After meeting Tuesday and Wednesday, NBA owners and representatives from the former NBA Players Association will meet again Friday. The two sides will attempt to negotiate an out-of-court settlement to the antitrust lawsuit filed by the players earlier this week (which would effectively be an agreement on a new CBA).
Save for this being the last gasp at staging the lucrative Christmas games, this probably reminds you of all the previous times the two sides have gotten together over the last two months, only to see negotiations collapse into the kind of acrimony that makes you wonder if this entire lockout is really just a grand piece of satire.
What’s different this time:
–A plan is in place for a 66-game regular season starting December 25.
—As Ken Berger of CBS suggested earlier this week, Jim Quinn, former outside counsel to the players union and a key agent in resolving the 1988-99 lockout has become involved and may (per the NYT) have usurped Jeffrey Kessler as lead negotiator.
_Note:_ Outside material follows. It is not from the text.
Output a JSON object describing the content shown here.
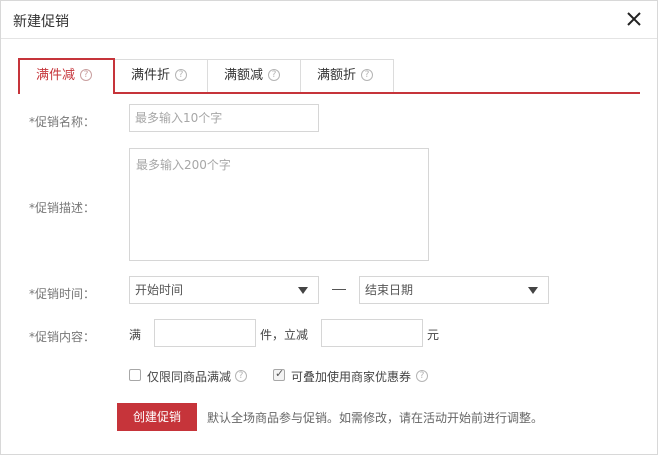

Earlier in the lockout, you may remember David Stern characterizing Kessler’s conduct as “routinely despicable”. It stands to reason he thinks more highly of Quinn.
–There has been no more talk of the hard-line reset proposal the owners threatened. Negotiations have apparently picked up where they left off, with a presumptive 50-50 split on BRI, assuming progress can be made on system issues.
–Indications are the owners may now be willing to compromise on those system issues. ESPN’s Marc Stein notes that the owners have discussed allowing more latitude on the use of the full mid-level exception amongst tax-paying teams, a major issue for the players.
So, that’s where we stand.
So I ask you, on a scale of 1 to 10 with 1 being Kedrick Brown and 10 being Paul Pierce, how optimistic are you we’ll see a deal done in the next few days?
I’ve been consistently wrong on this stuff, but I’ll go with Bill Walton (a solid 7.5).
Happy Thanksgiving everyone.